Presently, there are 11 different Acroporid genotypes of corals, such as the Staghorn coral, on the frames, however upon Carne’s return, another growth process will be tested on San Pedro waters. This will be the “table” methodology which allows for growing multiple other coral species such as the star, brain, finger and pillar corals.
Present for the workshop were 40 participants of which some took a field trip to Hol Chan the following day in order to visit the designated sites. This hard and invaluable work has been possible through the funding of World Wildlife Fund Central America (WWF-CA) and the World Bank.

Guatemala and Belize Tourism Ministers Meet

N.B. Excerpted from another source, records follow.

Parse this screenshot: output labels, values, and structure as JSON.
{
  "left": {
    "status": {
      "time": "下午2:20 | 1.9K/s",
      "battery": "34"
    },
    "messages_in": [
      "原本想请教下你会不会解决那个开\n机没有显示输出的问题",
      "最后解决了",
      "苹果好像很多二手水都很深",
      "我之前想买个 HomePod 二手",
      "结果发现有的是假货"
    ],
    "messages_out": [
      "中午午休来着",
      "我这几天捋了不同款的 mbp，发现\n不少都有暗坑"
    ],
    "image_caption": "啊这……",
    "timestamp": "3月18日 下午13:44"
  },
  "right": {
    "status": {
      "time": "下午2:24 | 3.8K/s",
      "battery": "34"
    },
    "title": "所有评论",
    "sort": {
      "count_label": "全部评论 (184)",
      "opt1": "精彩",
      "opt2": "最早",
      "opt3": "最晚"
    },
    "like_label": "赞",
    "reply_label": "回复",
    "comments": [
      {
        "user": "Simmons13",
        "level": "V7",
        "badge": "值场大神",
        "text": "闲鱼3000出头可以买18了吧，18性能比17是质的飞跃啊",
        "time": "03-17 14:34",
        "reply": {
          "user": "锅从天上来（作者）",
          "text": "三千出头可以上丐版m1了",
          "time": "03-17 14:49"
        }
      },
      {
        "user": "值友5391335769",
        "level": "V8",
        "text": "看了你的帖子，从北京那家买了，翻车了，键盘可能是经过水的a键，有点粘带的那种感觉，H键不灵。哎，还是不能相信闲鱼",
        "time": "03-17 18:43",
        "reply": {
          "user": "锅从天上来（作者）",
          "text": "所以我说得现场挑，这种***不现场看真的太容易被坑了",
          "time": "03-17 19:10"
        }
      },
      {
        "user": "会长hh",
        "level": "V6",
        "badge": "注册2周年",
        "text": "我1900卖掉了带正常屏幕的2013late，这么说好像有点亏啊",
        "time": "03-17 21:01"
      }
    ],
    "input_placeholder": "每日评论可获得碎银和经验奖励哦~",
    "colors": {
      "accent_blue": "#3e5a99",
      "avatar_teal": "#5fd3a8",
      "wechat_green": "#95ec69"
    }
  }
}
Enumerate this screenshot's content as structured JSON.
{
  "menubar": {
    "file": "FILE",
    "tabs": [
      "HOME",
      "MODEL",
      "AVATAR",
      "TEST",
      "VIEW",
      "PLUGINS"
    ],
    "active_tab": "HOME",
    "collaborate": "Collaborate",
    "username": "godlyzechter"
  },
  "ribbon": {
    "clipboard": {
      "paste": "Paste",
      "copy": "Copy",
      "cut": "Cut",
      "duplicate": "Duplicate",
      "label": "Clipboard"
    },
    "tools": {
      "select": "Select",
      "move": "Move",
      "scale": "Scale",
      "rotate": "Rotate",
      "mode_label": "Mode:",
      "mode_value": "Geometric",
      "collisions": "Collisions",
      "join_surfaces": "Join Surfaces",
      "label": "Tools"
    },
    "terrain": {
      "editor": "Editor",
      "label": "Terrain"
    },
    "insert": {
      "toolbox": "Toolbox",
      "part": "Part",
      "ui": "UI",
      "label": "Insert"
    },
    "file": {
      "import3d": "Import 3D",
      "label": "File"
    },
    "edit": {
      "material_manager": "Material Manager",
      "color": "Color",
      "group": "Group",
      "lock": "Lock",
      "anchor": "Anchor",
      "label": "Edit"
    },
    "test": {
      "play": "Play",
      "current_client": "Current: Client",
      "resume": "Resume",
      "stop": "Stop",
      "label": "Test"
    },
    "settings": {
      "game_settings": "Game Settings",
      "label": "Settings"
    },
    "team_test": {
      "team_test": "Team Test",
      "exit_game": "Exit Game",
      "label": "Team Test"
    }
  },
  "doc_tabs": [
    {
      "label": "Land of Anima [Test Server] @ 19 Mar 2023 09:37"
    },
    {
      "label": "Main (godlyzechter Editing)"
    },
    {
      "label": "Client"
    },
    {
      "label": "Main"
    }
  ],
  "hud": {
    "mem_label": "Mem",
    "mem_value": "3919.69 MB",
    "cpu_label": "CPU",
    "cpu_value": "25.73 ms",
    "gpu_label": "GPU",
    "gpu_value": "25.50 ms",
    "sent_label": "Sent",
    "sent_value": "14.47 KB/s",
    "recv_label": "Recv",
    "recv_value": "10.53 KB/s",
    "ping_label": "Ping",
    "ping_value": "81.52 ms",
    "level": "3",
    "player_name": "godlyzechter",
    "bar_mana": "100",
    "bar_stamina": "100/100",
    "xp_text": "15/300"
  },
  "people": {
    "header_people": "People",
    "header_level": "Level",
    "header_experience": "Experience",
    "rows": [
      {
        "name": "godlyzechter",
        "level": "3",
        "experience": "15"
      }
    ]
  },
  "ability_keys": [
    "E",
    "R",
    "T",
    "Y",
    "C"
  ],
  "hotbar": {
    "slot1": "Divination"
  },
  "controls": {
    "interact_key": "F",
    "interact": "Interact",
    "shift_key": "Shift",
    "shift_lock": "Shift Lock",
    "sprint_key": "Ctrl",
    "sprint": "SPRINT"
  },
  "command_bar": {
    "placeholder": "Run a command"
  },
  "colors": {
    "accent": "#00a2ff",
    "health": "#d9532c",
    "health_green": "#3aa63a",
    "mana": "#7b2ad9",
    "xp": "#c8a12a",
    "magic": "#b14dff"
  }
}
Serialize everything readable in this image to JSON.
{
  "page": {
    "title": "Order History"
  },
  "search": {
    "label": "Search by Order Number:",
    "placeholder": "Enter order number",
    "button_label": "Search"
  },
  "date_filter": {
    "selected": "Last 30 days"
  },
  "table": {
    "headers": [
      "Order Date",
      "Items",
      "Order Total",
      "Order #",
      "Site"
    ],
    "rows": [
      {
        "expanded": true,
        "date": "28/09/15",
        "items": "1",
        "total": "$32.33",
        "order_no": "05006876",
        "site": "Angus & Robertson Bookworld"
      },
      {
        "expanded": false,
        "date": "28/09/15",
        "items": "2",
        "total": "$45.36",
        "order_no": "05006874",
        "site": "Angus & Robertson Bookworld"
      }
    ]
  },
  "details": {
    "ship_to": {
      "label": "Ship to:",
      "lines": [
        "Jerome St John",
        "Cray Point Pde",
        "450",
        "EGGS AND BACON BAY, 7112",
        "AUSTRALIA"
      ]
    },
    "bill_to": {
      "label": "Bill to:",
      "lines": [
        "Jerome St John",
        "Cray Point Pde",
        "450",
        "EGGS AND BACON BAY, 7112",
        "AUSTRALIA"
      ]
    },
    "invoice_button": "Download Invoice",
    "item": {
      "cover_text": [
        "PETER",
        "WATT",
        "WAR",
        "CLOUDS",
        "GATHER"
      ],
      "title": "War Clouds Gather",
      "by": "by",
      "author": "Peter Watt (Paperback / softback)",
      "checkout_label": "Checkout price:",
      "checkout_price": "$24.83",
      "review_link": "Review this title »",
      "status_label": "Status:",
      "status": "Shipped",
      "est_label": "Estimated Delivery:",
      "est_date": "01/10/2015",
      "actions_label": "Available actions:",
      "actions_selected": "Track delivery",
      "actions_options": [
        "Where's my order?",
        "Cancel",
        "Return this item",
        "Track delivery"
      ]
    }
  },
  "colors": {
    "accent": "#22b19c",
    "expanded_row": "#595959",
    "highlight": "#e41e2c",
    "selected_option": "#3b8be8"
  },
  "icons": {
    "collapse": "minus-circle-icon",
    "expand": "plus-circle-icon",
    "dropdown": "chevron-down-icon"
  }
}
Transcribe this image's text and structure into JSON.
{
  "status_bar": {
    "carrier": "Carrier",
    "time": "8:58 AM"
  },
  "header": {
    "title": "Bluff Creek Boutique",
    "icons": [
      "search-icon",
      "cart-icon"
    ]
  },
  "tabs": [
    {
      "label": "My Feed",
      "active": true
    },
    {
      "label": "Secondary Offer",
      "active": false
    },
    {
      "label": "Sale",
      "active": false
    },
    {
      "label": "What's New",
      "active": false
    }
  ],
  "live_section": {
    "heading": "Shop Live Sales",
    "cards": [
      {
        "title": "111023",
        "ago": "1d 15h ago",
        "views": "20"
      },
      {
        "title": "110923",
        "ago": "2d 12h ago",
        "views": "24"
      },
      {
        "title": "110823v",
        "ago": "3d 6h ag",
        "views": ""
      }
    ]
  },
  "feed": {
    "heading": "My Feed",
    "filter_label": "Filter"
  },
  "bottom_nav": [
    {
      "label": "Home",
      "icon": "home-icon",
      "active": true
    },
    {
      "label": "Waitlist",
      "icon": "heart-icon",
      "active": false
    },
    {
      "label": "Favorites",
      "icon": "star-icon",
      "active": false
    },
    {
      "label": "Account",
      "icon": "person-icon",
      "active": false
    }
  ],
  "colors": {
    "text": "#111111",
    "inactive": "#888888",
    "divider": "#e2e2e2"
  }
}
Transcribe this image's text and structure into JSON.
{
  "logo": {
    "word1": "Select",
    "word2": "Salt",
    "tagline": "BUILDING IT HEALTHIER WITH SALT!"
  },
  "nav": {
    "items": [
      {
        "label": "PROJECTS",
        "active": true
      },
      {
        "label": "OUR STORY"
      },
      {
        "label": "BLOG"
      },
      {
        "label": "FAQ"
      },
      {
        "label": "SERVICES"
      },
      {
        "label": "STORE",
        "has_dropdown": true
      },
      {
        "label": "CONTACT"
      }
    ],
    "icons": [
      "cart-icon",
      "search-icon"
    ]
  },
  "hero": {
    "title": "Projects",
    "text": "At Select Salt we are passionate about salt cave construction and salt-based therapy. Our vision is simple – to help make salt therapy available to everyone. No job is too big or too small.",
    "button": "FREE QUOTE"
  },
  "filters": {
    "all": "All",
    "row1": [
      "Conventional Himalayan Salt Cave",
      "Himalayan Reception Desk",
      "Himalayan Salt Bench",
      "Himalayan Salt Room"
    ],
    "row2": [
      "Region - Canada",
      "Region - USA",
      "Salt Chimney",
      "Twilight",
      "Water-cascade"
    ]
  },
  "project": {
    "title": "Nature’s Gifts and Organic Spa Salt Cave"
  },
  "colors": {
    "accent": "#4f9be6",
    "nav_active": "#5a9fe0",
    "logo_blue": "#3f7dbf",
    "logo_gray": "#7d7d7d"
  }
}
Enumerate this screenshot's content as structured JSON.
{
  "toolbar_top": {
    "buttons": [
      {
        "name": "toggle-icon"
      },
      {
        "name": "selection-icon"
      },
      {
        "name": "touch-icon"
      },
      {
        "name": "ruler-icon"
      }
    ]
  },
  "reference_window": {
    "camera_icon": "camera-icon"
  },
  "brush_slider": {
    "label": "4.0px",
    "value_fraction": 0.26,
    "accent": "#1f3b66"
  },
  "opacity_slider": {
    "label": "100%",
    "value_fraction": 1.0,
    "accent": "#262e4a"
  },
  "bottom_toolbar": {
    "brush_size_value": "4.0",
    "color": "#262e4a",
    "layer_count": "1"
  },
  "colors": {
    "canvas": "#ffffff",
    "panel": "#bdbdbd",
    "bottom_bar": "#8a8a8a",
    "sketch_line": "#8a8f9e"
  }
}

The Minister of Tourism of Guatemala, Honorable Dr. Jorge Samayoa and the Minister of Tourism, Civil Aviation and Culture, Honorable Manuel Heredia Jr. met today. The meeting was a part of a courtesy call made by Samayoa to Heredia at his San Pedro Town Office. The Guatemalan Minister was accompanied by the Head of Marketing for Tourism Sylvia Paiz de Estrada and the Central American Integrated System (SICA) Executive Director Mercedes Melendez de Mena.

The delegation of three met with Minister Heredia, who was accompanied by the Chairperson of the Belize Tourism Board of Directors Miriam Roberson, Director of Tourism Selenie Matus and recently appointed Chief Executive Officer in the Ministry of Tourism, Lindsey Garbutt.

In November, Minister Samayoa was appointed as the Minister of Tourism of Guatemala. He is scheduled to take over the SICA Pro Tem Presidency of Tourism Ministers early next year, a position currently held by Minister Heredia. Both Ministers and their teams met behind closed doors where a number of issues were discussed. In a brief interview with Minister Heredia, he said that Minister Samayoa visit is part of his planned visits to all Central American Tourism Minister. The visit is ahead of taking the Pro Tem Presidency of SICA Tourism Minister early next year. Following the courtesy call Minister Heredia hosted the delegation to lunch.





Sea State: CHOPPY



Hurricane Richard Relief

A group of local Island residents traveled to Belize City, on Monday, November1 to Belize City and represented the community of San Pedro, Ambergris Caye as they made a donation to the Government of Belize towards Hurricane Richard victims.

Elito Arceo, Osmin Rodriguez, Councilor Pablo Ico and Jan Brown, organizing members of the San Pedro Hurricane Relief Fund, visited the studios of Love FM in Belize City where a radiothon was being carried out for the hurricane victims. On hand to receive the donation on behalf of the Government of Belize was personnel from the Belize City Red Cross.

The delegation from San Pedro handed over a purchase receipt of $21,383.00 from Benny’s Home Center which included materials of plywood and zinc and a check to the amount of $5,000.00 to be used for the purchase of food and water. Benny’s Home Center was very kind to offer a great discount for the materials purchased and San Pedro extends a big “Thank You” for all their help.

A Belize Bank account is still open for the collection of donations as the fund collecting group in San Pedro is still expecting some more donations to come in. Donations can be made at the Belize Bank under the “San Pedro Hurricane Relief Fund”. Thanks to everybody who made donations.